4.5 out of 5 stars
As far as alternative pop outfits go, Nada Surf has one of the most interesting sagas going. Some of you may remember that they scored a hit with the song “Popular” on their 1996 debut. But a lengthy period of label strife followed and their second album went nearly unheard. However, a move to Barsuk Records and revamped songwriting led to two fantastic albums in a row.
The thing that really sets the Brooklynbased trio apart from every other pop-rock band out there right now is the fact that their lyrics are amazingly literate for a pop band. Not that this is really a big secret, but what sets this particular album apart is its surprisingly upbeat tone. Where their other albums could be considered good rainy day pop records, this one by comparison feels almost sunny. Musically speaking, this album is a shimmering batch of pop songs that contains enough eclectic moments to earn it start to finish status. From the methodically and dynamically beautiful climax of opener “See These Bones,” to the power pop attack of “Whose Authority” and “Beautiful Beat,” to the polka ending of “Ice on the Wing,” the overall songwriting is just about as strong as it has ever been. And while the hooks don’t ring as loudly as they did on their last record, they are still present and manage to shine brightly. It’s a more than worthy addition to the Nada Surf canon and a fine alt-pop record from one of best of the genre.
Key Tracks: “See These Bones,” “Whose Authority,” “Beautiful Beat”
3.5 out of 5 stars
After many years of recording and performing, Chan (pronounced Shawn) Marshall, aka Cat Power, is starting to get some serious buzz, and it’s no wonder really. There is a certain ethereal soulfulness in her voice that few can claim to possess.
Her latest album, “Jukebox,” is a covers record, and it’s not the first one that she’s done (she released “The Covers Record” back in 2000). And it’s been successful so far, peaking at number 12 on the Billboard Top 200 albums list. On first glance, the first thing that stands out is the varied and interesting nature of the songs she’s chosen. They include Hank Williams’ “Ramblin’ (Wo)man,” James Brown’s “Lost Someone,” and “New York” (yes, the one made famous by Frank Sinatra). It’s ambitious, but Marshall certainly has the voice to pull it off, and she does. Combine her voice with the song arrangements and this album carries a hauntingly beautiful aura with it. It’s just a solid soulful record from start to finish that finds Marshall on top of her game.

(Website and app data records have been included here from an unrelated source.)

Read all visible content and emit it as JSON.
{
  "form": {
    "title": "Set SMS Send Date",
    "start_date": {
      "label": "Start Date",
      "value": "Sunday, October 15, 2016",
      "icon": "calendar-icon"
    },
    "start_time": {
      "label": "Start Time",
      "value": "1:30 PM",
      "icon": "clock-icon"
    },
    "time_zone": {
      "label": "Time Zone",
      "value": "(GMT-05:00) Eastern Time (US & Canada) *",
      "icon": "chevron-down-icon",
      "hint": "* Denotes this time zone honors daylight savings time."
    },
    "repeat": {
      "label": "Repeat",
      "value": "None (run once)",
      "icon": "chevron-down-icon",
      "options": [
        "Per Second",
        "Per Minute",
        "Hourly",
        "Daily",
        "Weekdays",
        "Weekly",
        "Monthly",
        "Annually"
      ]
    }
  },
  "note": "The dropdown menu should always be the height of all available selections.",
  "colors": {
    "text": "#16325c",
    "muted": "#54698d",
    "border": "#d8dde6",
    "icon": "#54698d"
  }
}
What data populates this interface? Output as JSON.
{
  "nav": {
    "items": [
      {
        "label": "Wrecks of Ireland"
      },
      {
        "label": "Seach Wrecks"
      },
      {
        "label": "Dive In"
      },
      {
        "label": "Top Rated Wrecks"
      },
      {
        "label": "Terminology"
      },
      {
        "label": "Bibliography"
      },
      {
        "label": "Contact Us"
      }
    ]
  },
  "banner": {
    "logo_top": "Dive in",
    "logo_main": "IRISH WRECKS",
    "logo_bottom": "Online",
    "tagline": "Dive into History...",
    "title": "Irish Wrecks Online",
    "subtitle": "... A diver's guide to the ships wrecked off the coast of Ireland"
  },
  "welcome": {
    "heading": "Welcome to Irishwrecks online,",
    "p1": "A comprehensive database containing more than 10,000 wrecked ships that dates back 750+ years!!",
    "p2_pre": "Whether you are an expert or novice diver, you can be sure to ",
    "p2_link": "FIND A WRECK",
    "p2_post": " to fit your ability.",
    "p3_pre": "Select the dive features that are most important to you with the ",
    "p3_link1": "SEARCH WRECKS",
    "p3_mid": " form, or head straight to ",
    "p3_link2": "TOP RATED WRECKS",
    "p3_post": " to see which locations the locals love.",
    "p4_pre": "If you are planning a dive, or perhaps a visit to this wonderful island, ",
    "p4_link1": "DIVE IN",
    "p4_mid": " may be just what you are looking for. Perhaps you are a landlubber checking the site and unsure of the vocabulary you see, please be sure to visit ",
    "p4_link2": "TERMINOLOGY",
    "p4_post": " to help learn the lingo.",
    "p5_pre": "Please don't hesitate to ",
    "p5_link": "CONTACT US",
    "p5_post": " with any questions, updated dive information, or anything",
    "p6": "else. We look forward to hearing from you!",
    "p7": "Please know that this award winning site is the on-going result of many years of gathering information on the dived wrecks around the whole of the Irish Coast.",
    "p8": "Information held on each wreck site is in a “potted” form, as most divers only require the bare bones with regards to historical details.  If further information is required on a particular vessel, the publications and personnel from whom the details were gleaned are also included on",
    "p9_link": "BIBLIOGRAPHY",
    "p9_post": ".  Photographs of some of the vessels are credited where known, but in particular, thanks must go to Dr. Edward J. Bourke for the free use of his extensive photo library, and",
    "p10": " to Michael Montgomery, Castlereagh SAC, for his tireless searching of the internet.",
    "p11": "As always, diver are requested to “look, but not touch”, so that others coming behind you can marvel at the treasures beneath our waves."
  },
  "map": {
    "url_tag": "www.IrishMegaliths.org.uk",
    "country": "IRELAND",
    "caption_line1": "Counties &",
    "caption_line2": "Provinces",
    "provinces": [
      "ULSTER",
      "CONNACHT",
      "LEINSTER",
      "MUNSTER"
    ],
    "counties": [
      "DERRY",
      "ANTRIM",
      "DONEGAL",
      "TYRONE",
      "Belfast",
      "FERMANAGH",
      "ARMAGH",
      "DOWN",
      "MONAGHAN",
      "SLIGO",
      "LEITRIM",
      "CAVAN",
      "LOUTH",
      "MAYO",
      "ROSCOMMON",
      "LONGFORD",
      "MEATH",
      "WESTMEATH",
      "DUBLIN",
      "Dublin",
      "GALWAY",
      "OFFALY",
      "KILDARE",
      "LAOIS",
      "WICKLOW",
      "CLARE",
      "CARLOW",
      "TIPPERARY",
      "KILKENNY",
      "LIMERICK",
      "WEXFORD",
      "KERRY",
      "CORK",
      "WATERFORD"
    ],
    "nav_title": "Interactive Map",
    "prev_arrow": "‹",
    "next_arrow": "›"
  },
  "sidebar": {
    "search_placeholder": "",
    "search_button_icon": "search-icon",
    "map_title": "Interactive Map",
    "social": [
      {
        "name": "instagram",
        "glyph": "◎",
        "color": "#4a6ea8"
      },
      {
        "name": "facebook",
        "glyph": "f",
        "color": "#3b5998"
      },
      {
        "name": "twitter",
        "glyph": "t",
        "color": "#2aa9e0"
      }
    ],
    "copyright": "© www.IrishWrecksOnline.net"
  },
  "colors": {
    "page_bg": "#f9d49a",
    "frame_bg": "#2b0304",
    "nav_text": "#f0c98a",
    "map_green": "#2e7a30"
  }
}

Key Tracks: “Ramblin’ (Wo)man,” “Blue,” “I Believe in You”